The company confirmed the attack to TechCrunch today, saying that it was a victim of a “targeted cybersecurity attack” in February that affected some of its systems, processes and networks. Panasonic said recovery included identifying the scope of the impact, containing the malware, cleaning and restoring services, rebuilding applications and communicating with customers and authorities.
Panasonic did not disclose whether data was stolen or what form of hacking was involved in the attack.
VX-underground, a malware research group, said on Twitter that the Contri ransomware group had claimed responsibility for the attack.
Conti is a prolific ransomware gang with a long list of victims. Conti victims include Ireland’s health service, Advantech Co. Ltd., voice-over-internet-protocol hardware and software maker Sangoma Technologies Corp., hospitals in Florida and Texas, Tesla Inc. and Apple Inc. supplier Delta Electronics Inc. in January, and kitchenware maker Meyer Corp. U.S. in February.
Though it has typically made headlines only for its ransomware attacks, Conti itself was the center of attention in March when an unknown member of the gang leaked internal documentation after the gang came out in support of Russia’s invasion of Ukraine.

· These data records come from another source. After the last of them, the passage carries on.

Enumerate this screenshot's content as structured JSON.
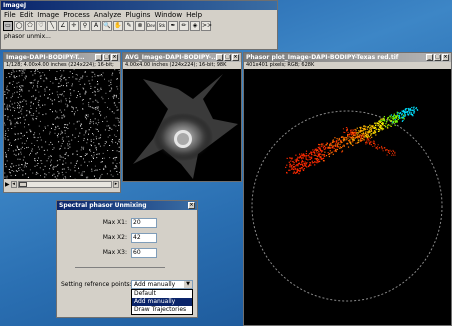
{
  "main_window": {
    "title": "ImageJ",
    "menu": [
      "File",
      "Edit",
      "Image",
      "Process",
      "Analyze",
      "Plugins",
      "Window",
      "Help"
    ],
    "tools": [
      "rectangle",
      "oval",
      "polygon",
      "freehand",
      "line",
      "angle",
      "point",
      "wand",
      "text",
      "zoom",
      "hand",
      "dropper",
      "stop",
      "Dev",
      "Stk",
      "brush",
      "pencil",
      "flood",
      "more"
    ],
    "tools_glyphs": [
      "▭",
      "◯",
      "⬠",
      "♡",
      "╲",
      "∠",
      "✛",
      "⚲",
      "A",
      "🔍",
      "✋",
      "✎",
      "⊗",
      "Dev",
      "Stk",
      "✒",
      "✏",
      "◈",
      ">>"
    ],
    "status": "phasor unmix..."
  },
  "window1": {
    "title": "Image-DAPI-BODIPY-T...",
    "info": "1/128; 4.00x4.00 inches (224x224); 16-bit;"
  },
  "window2": {
    "title": "AVG_Image-DAPI-BODIPY-...",
    "info": "4.00x4.00 inches (224x224); 16-bit; 98K"
  },
  "window3": {
    "title": "Phasor plot_Image-DAPI-BODIPY-Texas red.tif",
    "info": "401x401 pixels; RGB; 628K"
  },
  "dialog": {
    "title": "Spectral phasor Unmixing",
    "fields": [
      {
        "label": "Max X1:",
        "value": "20"
      },
      {
        "label": "Max X2:",
        "value": "42"
      },
      {
        "label": "Max X3:",
        "value": "60"
      }
    ],
    "select_label": "Setting refrence points:",
    "select_value": "Add manually",
    "options": [
      "Default",
      "Add manually",
      "Draw Trajectories"
    ],
    "highlighted_option": "Add manually"
  },
  "colors": {
    "title_active": "#0a246a",
    "highlight": "#0a246a"
  }
}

The Conti leaks started in late February in the days following the Russian invasion, with the leaker making it very clear that it was in support of Ukraine. Leaked files included chat logs, infrastructure and the economics of how the gang operates. Notably, some of the correspondence shows that Conti has links to the Kremlin and the Russian government.
“Panasonic being hit twice by data breaches in less than six months reinforces the notion that data is now a currency that not only drives companies but hackers too,” Amit Shaked, chief executive officer and co-founder of public cloud data protection company Laminar Ltd., told SiliconANGLE. “The sheer amount of sensitive data now available in the cloud is staggering and only increasing.”
Shaked explained that there is a problem with most security teams having no idea where their sensitive data is in the cloud and that “you can’t protect what you don’t see.”
“To safeguard against a majority of today’s data breaches, organizations must have complete data observability and adopt a data-centric approach to security,” Shaked added. “Doing so helps security teams understand where an organization’s most sensitive data is, whether or not it has proper controls in place and if it is being monitored or not.”
Danny Lopez, chief executive officer of detection-based security firm Glasswall Solutions Ltd., noted that “even if all procedures and policies are well-executed, then there’s no escaping the fact that adversaries are constantly looking to probe vulnerabilities and to insert malware into the environment, often using everyday business documents.”